• _Required work_
Print out every record exactly as it appears.

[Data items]
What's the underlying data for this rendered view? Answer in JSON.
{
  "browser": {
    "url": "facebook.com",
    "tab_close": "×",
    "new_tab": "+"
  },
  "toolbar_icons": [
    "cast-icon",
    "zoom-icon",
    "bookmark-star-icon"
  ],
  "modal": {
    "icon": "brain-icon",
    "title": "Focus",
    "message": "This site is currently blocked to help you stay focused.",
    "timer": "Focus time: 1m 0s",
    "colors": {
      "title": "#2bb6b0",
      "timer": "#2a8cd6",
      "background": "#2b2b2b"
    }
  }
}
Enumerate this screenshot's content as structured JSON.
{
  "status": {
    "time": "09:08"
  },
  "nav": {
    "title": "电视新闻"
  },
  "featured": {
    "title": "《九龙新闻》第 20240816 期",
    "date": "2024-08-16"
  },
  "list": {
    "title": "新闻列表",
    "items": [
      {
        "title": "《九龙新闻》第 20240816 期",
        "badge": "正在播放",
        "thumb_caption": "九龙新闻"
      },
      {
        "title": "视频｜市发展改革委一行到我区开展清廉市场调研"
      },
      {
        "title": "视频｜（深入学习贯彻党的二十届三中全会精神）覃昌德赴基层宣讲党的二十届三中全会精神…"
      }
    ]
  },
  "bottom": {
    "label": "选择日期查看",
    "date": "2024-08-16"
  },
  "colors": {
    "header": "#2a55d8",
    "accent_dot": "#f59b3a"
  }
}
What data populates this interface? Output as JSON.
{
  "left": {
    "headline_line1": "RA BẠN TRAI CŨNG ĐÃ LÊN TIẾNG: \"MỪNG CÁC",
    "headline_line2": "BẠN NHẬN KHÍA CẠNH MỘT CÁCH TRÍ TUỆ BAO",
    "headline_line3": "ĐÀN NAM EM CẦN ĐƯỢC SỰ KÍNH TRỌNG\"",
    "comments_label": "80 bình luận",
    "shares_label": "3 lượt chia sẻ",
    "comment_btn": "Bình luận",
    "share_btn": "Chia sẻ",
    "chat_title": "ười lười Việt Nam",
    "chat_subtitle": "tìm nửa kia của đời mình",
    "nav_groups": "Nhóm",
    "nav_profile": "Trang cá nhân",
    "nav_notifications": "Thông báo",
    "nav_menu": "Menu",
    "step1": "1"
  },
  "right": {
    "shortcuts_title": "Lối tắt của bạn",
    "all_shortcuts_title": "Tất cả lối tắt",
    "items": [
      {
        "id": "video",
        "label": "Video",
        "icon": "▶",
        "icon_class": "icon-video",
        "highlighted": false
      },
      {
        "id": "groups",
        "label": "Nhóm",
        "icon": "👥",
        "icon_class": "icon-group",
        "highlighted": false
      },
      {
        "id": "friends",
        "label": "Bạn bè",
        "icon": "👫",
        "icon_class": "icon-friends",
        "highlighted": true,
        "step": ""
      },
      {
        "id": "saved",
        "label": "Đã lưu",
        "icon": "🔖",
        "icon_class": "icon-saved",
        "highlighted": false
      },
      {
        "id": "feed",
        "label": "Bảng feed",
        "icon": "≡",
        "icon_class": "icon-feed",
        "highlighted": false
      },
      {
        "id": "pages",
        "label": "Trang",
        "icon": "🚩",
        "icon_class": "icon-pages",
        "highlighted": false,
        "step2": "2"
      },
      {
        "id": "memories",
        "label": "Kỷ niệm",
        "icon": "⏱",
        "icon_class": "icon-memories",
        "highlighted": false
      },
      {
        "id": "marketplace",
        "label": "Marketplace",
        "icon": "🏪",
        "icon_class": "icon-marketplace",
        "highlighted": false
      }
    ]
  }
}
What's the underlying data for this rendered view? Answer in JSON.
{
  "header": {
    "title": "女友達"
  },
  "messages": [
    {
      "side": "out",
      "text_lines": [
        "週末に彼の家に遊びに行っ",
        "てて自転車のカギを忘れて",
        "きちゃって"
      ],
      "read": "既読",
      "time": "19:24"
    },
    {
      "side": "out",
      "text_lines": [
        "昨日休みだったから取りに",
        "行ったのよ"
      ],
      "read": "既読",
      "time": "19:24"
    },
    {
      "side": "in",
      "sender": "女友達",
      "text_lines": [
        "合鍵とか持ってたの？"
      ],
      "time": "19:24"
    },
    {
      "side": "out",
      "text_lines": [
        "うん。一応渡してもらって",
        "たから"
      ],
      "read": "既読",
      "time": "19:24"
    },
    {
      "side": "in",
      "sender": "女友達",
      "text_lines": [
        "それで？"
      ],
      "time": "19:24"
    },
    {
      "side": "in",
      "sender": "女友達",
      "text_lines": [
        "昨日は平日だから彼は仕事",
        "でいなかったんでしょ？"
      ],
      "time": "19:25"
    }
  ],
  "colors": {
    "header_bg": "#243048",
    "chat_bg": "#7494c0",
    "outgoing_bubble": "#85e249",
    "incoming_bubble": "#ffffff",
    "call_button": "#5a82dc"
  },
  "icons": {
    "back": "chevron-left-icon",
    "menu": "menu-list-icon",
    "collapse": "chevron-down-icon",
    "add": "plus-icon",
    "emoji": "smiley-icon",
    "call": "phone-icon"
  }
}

• _Task response_
What's the underlying data for this rendered view? Answer in JSON.
{
  "browser": {
    "url": "facebook.com",
    "tab_close": "×",
    "new_tab": "+"
  },
  "toolbar_icons": [
    "cast-icon",
    "zoom-icon",
    "bookmark-star-icon"
  ],
  "modal": {
    "icon": "brain-icon",
    "title": "Focus",
    "message": "This site is currently blocked to help you stay focused.",
    "timer": "Focus time: 1m 0s",
    "colors": {
      "title": "#2bb6b0",
      "timer": "#2a8cd6",
      "background": "#2b2b2b"
    }
  }
}
Enumerate this screenshot's content as structured JSON.
{
  "status": {
    "time": "09:08"
  },
  "nav": {
    "title": "电视新闻"
  },
  "featured": {
    "title": "《九龙新闻》第 20240816 期",
    "date": "2024-08-16"
  },
  "list": {
    "title": "新闻列表",
    "items": [
      {
        "title": "《九龙新闻》第 20240816 期",
        "badge": "正在播放",
        "thumb_caption": "九龙新闻"
      },
      {
        "title": "视频｜市发展改革委一行到我区开展清廉市场调研"
      },
      {
        "title": "视频｜（深入学习贯彻党的二十届三中全会精神）覃昌德赴基层宣讲党的二十届三中全会精神…"
      }
    ]
  },
  "bottom": {
    "label": "选择日期查看",
    "date": "2024-08-16"
  },
  "colors": {
    "header": "#2a55d8",
    "accent_dot": "#f59b3a"
  }
}
What data populates this interface? Output as JSON.
{
  "left": {
    "headline_line1": "RA BẠN TRAI CŨNG ĐÃ LÊN TIẾNG: \"MỪNG CÁC",
    "headline_line2": "BẠN NHẬN KHÍA CẠNH MỘT CÁCH TRÍ TUỆ BAO",
    "headline_line3": "ĐÀN NAM EM CẦN ĐƯỢC SỰ KÍNH TRỌNG\"",
    "comments_label": "80 bình luận",
    "shares_label": "3 lượt chia sẻ",
    "comment_btn": "Bình luận",
    "share_btn": "Chia sẻ",
    "chat_title": "ười lười Việt Nam",
    "chat_subtitle": "tìm nửa kia của đời mình",
    "nav_groups": "Nhóm",
    "nav_profile": "Trang cá nhân",
    "nav_notifications": "Thông báo",
    "nav_menu": "Menu",
    "step1": "1"
  },
  "right": {
    "shortcuts_title": "Lối tắt của bạn",
    "all_shortcuts_title": "Tất cả lối tắt",
    "items": [
      {
        "id": "video",
        "label": "Video",
        "icon": "▶",
        "icon_class": "icon-video",
        "highlighted": false
      },
      {
        "id": "groups",
        "label": "Nhóm",
        "icon": "👥",
        "icon_class": "icon-group",
        "highlighted": false
      },
      {
        "id": "friends",
        "label": "Bạn bè",
        "icon": "👫",
        "icon_class": "icon-friends",
        "highlighted": true,
        "step": ""
      },
      {
        "id": "saved",
        "label": "Đã lưu",
        "icon": "🔖",
        "icon_class": "icon-saved",
        "highlighted": false
      },
      {
        "id": "feed",
        "label": "Bảng feed",
        "icon": "≡",
        "icon_class": "icon-feed",
        "highlighted": false
      },
      {
        "id": "pages",
        "label": "Trang",
        "icon": "🚩",
        "icon_class": "icon-pages",
        "highlighted": false,
        "step2": "2"
      },
      {
        "id": "memories",
        "label": "Kỷ niệm",
        "icon": "⏱",
        "icon_class": "icon-memories",
        "highlighted": false
      },
      {
        "id": "marketplace",
        "label": "Marketplace",
        "icon": "🏪",
        "icon_class": "icon-marketplace",
        "highlighted": false
      }
    ]
  }
}
What's the underlying data for this rendered view? Answer in JSON.
{
  "header": {
    "title": "女友達"
  },
  "messages": [
    {
      "side": "out",
      "text_lines": [
        "週末に彼の家に遊びに行っ",
        "てて自転車のカギを忘れて",
        "きちゃって"
      ],
      "read": "既読",
      "time": "19:24"
    },
    {
      "side": "out",
      "text_lines": [
        "昨日休みだったから取りに",
        "行ったのよ"
      ],
      "read": "既読",
      "time": "19:24"
    },
    {
      "side": "in",
      "sender": "女友達",
      "text_lines": [
        "合鍵とか持ってたの？"
      ],
      "time": "19:24"
    },
    {
      "side": "out",
      "text_lines": [
        "うん。一応渡してもらって",
        "たから"
      ],
      "read": "既読",
      "time": "19:24"
    },
    {
      "side": "in",
      "sender": "女友達",
      "text_lines": [
        "それで？"
      ],
      "time": "19:24"
    },
    {
      "side": "in",
      "sender": "女友達",
      "text_lines": [
        "昨日は平日だから彼は仕事",
        "でいなかったんでしょ？"
      ],
      "time": "19:25"
    }
  ],
  "colors": {
    "header_bg": "#243048",
    "chat_bg": "#7494c0",
    "outgoing_bubble": "#85e249",
    "incoming_bubble": "#ffffff",
    "call_button": "#5a82dc"
  },
  "icons": {
    "back": "chevron-left-icon",
    "menu": "menu-list-icon",
    "collapse": "chevron-down-icon",
    "add": "plus-icon",
    "emoji": "smiley-icon",
    "call": "phone-icon"
  }
}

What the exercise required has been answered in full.